*** Opening INPUT DATA ***
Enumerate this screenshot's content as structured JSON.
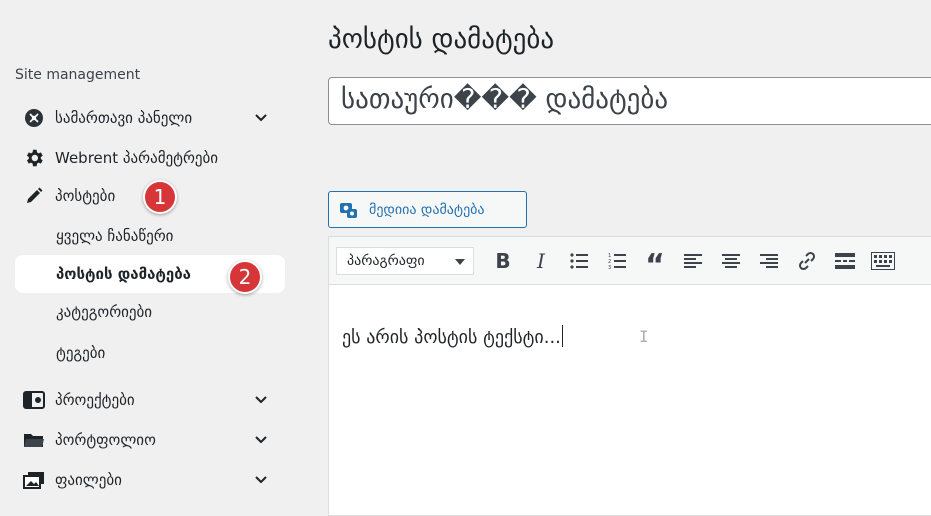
{
  "sidebar": {
    "heading": "Site management",
    "items": [
      {
        "label": "სამართავი პანელი",
        "icon": "dashboard-icon",
        "has_chevron": true
      },
      {
        "label": "Webrent პარამეტრები",
        "icon": "gear-icon",
        "has_chevron": false
      },
      {
        "label": "პოსტები",
        "icon": "pencil-icon",
        "has_chevron": false,
        "badge": "1"
      },
      {
        "label": "პროექტები",
        "icon": "projects-icon",
        "has_chevron": true
      },
      {
        "label": "პორტფოლიო",
        "icon": "folder-icon",
        "has_chevron": true
      },
      {
        "label": "ფაილები",
        "icon": "media-icon",
        "has_chevron": true
      }
    ],
    "sub_items": [
      {
        "label": "ყველა ჩანაწერი",
        "active": false
      },
      {
        "label": "პოსტის დამატება",
        "active": true,
        "badge": "2"
      },
      {
        "label": "კატეგორიები",
        "active": false
      },
      {
        "label": "ტეგები",
        "active": false
      }
    ]
  },
  "main": {
    "title": "პოსტის დამატება",
    "title_input_placeholder": "სათაური��� დამატება",
    "media_button": "მედიია დამატება",
    "format_select": "პარაგრაფი",
    "editor_text": "ეს არის პოსტის ტექსტი..."
  },
  "toolbar": [
    "bold-icon",
    "italic-icon",
    "bullet-list-icon",
    "numbered-list-icon",
    "blockquote-icon",
    "align-left-icon",
    "align-center-icon",
    "align-right-icon",
    "link-icon",
    "read-more-icon",
    "keyboard-icon"
  ],
  "colors": {
    "accent": "#2271b1",
    "badge": "#d63638",
    "background": "#f0f0f1"
  }
}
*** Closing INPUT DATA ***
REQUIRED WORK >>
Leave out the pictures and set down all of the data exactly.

ANSWER FOR THE TASK >>
Enumerate this screenshot's content as structured JSON.
{
  "sidebar": {
    "heading": "Site management",
    "items": [
      {
        "label": "სამართავი პანელი",
        "icon": "dashboard-icon",
        "has_chevron": true
      },
      {
        "label": "Webrent პარამეტრები",
        "icon": "gear-icon",
        "has_chevron": false
      },
      {
        "label": "პოსტები",
        "icon": "pencil-icon",
        "has_chevron": false,
        "badge": "1"
      },
      {
        "label": "პროექტები",
        "icon": "projects-icon",
        "has_chevron": true
      },
      {
        "label": "პორტფოლიო",
        "icon": "folder-icon",
        "has_chevron": true
      },
      {
        "label": "ფაილები",
        "icon": "media-icon",
        "has_chevron": true
      }
    ],
    "sub_items": [
      {
        "label": "ყველა ჩანაწერი",
        "active": false
      },
      {
        "label": "პოსტის დამატება",
        "active": true,
        "badge": "2"
      },
      {
        "label": "კატეგორიები",
        "active": false
      },
      {
        "label": "ტეგები",
        "active": false
      }
    ]
  },
  "main": {
    "title": "პოსტის დამატება",
    "title_input_placeholder": "სათაური��� დამატება",
    "media_button": "მედიია დამატება",
    "format_select": "პარაგრაფი",
    "editor_text": "ეს არის პოსტის ტექსტი..."
  },
  "toolbar": [
    "bold-icon",
    "italic-icon",
    "bullet-list-icon",
    "numbered-list-icon",
    "blockquote-icon",
    "align-left-icon",
    "align-center-icon",
    "align-right-icon",
    "link-icon",
    "read-more-icon",
    "keyboard-icon"
  ],
  "colors": {
    "accent": "#2271b1",
    "badge": "#d63638",
    "background": "#f0f0f1"
  }
}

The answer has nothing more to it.